_DIRECTIONS FOR THIS TASK_:
Print back every record below, exactly as it stands.

_EXTRACTED DATA_:
☆ ☆ ☆ ☆
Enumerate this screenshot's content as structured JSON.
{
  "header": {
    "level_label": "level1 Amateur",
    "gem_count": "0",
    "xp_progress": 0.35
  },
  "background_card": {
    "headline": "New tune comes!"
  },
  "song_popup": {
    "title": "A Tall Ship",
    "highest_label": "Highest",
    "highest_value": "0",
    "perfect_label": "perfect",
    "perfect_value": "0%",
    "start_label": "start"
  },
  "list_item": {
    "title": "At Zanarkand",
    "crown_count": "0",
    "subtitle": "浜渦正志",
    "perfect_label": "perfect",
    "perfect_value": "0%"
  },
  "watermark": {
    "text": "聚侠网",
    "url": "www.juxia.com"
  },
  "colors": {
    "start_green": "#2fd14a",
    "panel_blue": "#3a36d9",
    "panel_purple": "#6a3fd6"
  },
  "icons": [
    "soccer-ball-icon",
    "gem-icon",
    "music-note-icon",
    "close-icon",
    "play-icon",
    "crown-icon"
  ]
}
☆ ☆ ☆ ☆
_RESULT FOR THIS TASK_:
Enumerate this screenshot's content as structured JSON.
{
  "header": {
    "level_label": "level1 Amateur",
    "gem_count": "0",
    "xp_progress": 0.35
  },
  "background_card": {
    "headline": "New tune comes!"
  },
  "song_popup": {
    "title": "A Tall Ship",
    "highest_label": "Highest",
    "highest_value": "0",
    "perfect_label": "perfect",
    "perfect_value": "0%",
    "start_label": "start"
  },
  "list_item": {
    "title": "At Zanarkand",
    "crown_count": "0",
    "subtitle": "浜渦正志",
    "perfect_label": "perfect",
    "perfect_value": "0%"
  },
  "watermark": {
    "text": "聚侠网",
    "url": "www.juxia.com"
  },
  "colors": {
    "start_green": "#2fd14a",
    "panel_blue": "#3a36d9",
    "panel_purple": "#6a3fd6"
  },
  "icons": [
    "soccer-ball-icon",
    "gem-icon",
    "music-note-icon",
    "close-icon",
    "play-icon",
    "crown-icon"
  ]
}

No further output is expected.